Some deeper look into the actual implementation will help an attacker understand the data structure of a memory dump, and from what I found in EncryptorImpl there has been put no effort into obfuscating the key storage mechanism to prolong the time needed for reverse-engineering the secret. So no, this is not an effective measure against exposure of memory.
Let me provide a better usage scenario for this class:
As the key variable is private, at least it's very unlikely a developer would find his way around responding with the key by accident to an attacker (e.g. due to a bug in the control flow of a web service request handler), so there is some use for this class in ensuring the code can only help decrypting by actually decrypting in the background instead of handing out a key.

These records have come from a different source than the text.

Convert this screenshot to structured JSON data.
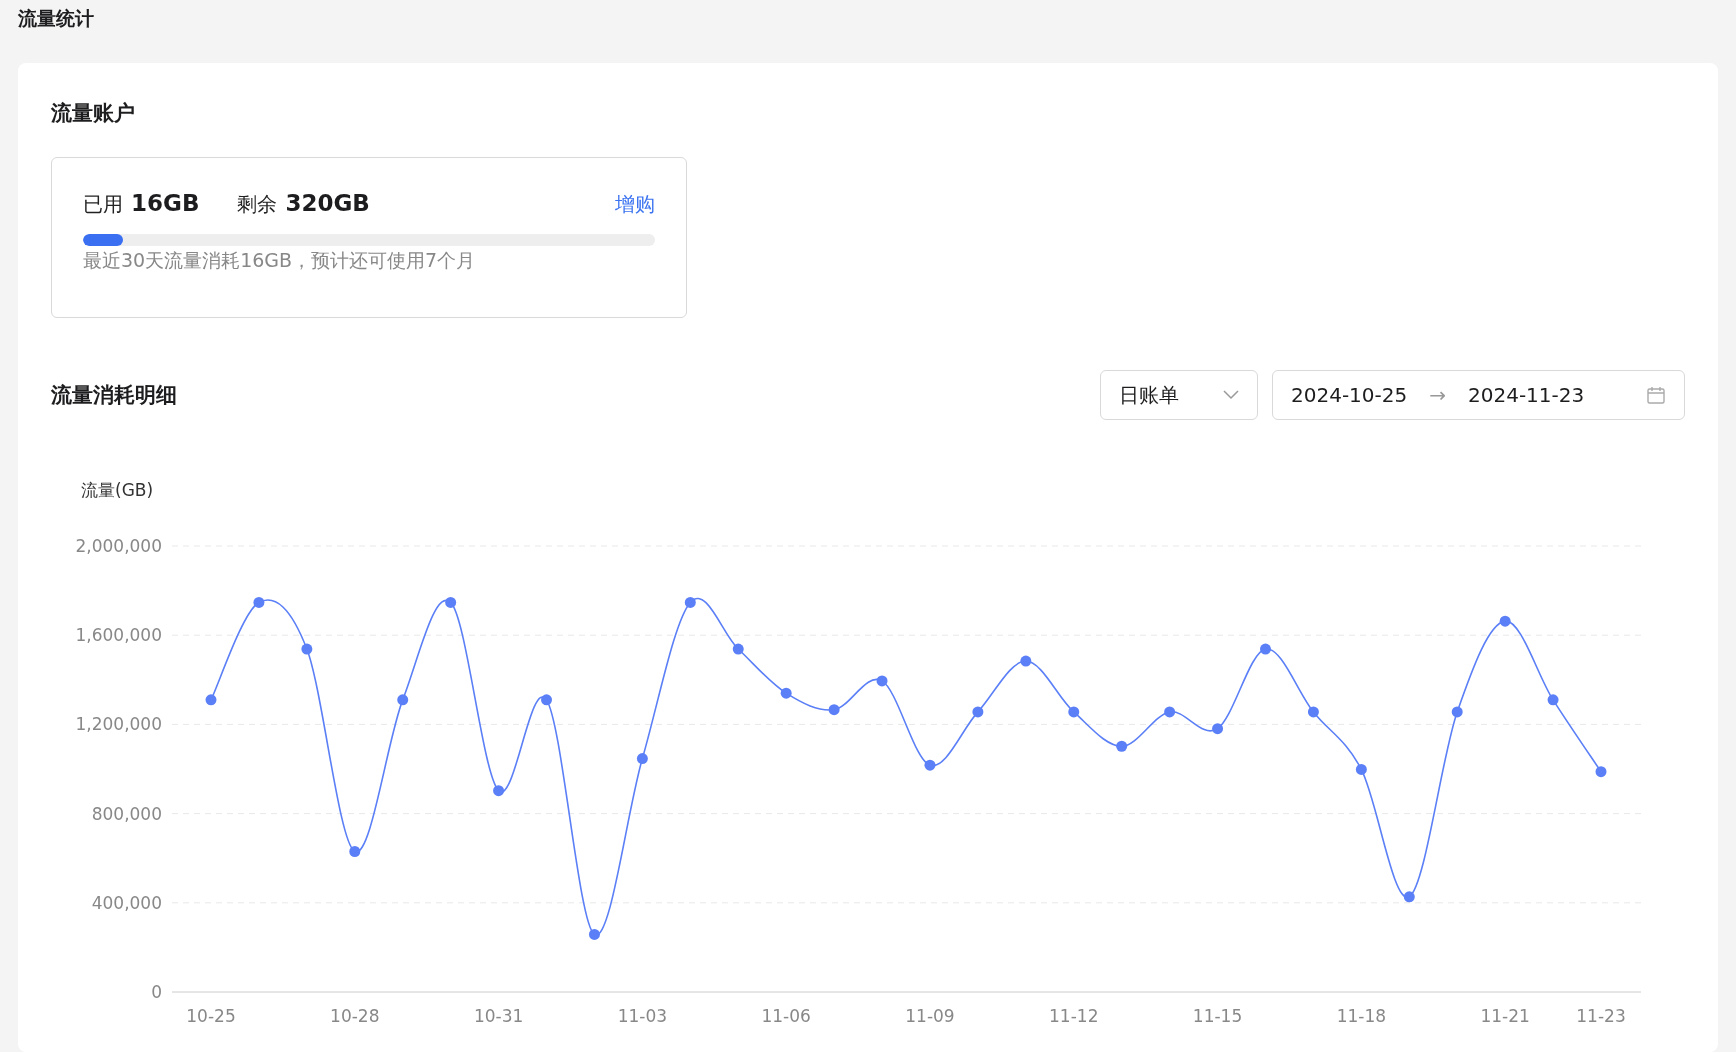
{
  "page_title": "流量统计",
  "account": {
    "title": "流量账户",
    "used_label": "已用",
    "used_value": "16GB",
    "remaining_label": "剩余",
    "remaining_value": "320GB",
    "buy_link": "增购",
    "level": 0.07,
    "note": "最近30天流量消耗16GB，预计还可使用7个月"
  },
  "details": {
    "title": "流量消耗明细",
    "period_select": {
      "value": "日账单"
    },
    "date_range": {
      "start": "2024-10-25",
      "separator": "→",
      "end": "2024-11-23"
    },
    "chart_data": {
      "type": "line",
      "ylabel": "流量(GB)",
      "categories": [
        "10-25",
        null,
        null,
        "10-28",
        null,
        null,
        "10-31",
        null,
        null,
        "11-03",
        null,
        null,
        "11-06",
        null,
        null,
        "11-09",
        null,
        null,
        "11-12",
        null,
        null,
        "11-15",
        null,
        null,
        "11-18",
        null,
        null,
        "11-21",
        null,
        "11-23"
      ],
      "grid": true,
      "series": [
        {
          "color": "#5b7ff6",
          "marker": "circle",
          "values": [
            1310000,
            1747000,
            1538000,
            630000,
            1310000,
            1747000,
            903000,
            1310000,
            258000,
            1047000,
            1747000,
            1538000,
            1340000,
            1266000,
            1395000,
            1017000,
            1256000,
            1484000,
            1256000,
            1102000,
            1256000,
            1181000,
            1538000,
            1256000,
            998000,
            427000,
            1256000,
            1663000,
            1310000,
            988000
          ]
        }
      ],
      "ylim": [
        0,
        2000000
      ],
      "yticks": [
        {
          "value": 0,
          "label": "0"
        },
        {
          "value": 400000,
          "label": "400,000"
        },
        {
          "value": 800000,
          "label": "800,000"
        },
        {
          "value": 1200000,
          "label": "1,200,000"
        },
        {
          "value": 1600000,
          "label": "1,600,000"
        },
        {
          "value": 2000000,
          "label": "2,000,000"
        }
      ]
    }
  }
}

After the program is stopped / taken offline, an attacker won't be able to decrypt secrets anymore, and all decryption that happened until then (when the attacker was using the program as a kind of oracle) had a chance to be logged, which can be relevant in a post-mortem analysis to figure out what data has been compromised.